Take each line below that has "background" and copy it.

-=-=-=-=-

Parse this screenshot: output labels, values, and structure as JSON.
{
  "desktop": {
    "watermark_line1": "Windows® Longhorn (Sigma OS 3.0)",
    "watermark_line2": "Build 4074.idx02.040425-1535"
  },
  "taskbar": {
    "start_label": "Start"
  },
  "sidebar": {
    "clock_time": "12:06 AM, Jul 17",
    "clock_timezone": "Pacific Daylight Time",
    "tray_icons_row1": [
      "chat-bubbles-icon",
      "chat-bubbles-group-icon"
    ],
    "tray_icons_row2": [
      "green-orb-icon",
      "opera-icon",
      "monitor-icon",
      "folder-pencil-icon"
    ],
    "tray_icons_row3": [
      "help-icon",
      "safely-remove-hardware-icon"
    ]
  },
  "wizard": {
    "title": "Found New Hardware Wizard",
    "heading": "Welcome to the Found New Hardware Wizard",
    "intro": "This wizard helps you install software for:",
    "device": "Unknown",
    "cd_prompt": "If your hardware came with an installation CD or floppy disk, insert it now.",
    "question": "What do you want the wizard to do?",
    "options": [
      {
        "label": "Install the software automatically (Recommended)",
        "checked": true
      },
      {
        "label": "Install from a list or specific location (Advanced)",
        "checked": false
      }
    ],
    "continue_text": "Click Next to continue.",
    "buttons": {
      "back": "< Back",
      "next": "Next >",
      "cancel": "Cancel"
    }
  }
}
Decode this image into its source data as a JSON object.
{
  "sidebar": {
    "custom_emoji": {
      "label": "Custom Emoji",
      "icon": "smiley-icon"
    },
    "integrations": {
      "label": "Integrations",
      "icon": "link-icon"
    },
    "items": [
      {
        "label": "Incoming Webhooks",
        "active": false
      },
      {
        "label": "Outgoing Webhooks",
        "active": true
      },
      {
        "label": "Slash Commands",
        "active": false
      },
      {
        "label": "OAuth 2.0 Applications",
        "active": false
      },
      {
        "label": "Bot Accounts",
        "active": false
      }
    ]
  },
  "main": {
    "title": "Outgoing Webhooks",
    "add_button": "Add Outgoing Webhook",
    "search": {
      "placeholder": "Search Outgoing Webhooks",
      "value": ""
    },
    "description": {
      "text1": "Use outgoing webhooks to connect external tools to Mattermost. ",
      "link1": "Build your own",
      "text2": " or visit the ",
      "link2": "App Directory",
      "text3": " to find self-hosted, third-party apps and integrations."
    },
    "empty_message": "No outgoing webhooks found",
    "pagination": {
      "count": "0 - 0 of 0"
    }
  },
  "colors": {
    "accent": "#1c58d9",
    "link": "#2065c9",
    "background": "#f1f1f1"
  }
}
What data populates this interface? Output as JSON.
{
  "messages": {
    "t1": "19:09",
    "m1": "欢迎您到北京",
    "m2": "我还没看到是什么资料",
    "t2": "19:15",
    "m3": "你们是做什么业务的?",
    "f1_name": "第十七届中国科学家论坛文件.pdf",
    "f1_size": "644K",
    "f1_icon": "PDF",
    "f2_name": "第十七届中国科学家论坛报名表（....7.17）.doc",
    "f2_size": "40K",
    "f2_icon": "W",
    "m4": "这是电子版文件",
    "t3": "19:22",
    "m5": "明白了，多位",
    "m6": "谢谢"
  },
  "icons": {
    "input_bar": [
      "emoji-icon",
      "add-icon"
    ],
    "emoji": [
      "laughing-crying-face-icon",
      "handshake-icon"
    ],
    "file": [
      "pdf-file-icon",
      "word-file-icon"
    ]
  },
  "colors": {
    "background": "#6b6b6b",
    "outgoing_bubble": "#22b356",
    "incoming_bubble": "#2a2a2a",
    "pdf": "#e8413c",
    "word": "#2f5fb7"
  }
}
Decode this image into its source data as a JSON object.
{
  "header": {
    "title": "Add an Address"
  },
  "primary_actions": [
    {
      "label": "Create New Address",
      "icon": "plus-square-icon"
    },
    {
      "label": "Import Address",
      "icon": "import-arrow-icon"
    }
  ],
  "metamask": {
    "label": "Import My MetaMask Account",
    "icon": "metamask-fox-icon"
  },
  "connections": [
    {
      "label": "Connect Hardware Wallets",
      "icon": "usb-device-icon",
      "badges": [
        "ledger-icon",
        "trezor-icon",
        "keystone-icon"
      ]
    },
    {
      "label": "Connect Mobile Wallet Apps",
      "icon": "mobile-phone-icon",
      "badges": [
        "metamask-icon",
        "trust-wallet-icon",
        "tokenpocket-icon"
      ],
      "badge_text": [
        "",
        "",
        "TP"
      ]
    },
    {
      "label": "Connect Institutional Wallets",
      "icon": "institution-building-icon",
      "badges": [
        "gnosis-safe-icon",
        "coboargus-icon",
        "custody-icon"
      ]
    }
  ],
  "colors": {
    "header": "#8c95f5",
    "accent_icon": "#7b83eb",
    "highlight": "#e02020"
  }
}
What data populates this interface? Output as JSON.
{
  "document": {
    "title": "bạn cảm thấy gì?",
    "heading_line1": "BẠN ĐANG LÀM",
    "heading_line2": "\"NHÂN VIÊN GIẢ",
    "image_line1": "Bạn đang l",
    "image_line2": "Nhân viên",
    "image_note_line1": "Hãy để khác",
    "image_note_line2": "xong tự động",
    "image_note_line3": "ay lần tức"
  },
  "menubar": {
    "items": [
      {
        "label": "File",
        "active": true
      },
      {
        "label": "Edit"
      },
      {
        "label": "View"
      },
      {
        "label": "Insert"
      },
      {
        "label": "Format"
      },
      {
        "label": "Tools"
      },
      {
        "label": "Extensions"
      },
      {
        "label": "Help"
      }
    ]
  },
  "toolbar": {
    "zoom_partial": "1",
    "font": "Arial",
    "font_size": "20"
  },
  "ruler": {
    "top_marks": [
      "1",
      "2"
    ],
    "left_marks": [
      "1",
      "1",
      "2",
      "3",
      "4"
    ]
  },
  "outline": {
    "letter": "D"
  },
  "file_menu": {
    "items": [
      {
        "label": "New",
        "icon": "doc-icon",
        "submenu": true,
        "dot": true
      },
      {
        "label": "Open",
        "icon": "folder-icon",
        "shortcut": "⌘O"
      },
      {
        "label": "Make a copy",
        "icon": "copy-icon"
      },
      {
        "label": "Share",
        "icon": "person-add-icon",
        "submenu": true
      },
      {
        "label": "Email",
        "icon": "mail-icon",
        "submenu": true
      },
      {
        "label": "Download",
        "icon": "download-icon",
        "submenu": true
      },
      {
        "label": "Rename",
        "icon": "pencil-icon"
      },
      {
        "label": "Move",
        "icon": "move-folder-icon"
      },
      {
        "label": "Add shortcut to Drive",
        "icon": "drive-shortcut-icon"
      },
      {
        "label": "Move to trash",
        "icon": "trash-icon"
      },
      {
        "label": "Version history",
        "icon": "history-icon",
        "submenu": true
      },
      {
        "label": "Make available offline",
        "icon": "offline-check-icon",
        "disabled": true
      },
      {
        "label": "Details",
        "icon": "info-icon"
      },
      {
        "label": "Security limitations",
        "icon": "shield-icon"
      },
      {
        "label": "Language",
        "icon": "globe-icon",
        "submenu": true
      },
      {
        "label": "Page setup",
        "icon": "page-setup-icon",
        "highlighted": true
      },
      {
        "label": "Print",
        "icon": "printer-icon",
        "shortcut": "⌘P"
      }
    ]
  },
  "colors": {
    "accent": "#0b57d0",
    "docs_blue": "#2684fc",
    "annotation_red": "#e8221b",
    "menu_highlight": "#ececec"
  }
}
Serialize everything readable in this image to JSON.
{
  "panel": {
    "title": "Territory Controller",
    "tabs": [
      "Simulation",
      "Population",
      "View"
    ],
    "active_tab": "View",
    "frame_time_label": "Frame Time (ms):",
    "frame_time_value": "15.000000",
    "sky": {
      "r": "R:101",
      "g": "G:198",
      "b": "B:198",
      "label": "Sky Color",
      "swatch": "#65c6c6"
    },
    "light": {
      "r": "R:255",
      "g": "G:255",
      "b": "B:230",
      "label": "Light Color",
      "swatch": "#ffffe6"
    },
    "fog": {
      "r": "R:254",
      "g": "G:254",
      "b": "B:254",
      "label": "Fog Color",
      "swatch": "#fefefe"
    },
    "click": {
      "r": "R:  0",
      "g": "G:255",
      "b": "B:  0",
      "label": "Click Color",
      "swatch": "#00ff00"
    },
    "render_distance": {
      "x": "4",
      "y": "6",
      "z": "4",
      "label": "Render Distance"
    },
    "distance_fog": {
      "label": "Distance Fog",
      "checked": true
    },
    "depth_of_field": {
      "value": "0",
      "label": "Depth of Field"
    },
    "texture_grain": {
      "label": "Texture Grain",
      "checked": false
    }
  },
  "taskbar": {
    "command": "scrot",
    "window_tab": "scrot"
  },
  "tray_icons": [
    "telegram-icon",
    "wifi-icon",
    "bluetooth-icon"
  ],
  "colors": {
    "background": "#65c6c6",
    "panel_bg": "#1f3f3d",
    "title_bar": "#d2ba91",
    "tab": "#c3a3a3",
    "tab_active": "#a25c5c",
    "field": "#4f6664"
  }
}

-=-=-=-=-

RESULT:
    "background": "#f1f1f1"
    "background": "#6b6b6b",
    "background": "#65c6c6",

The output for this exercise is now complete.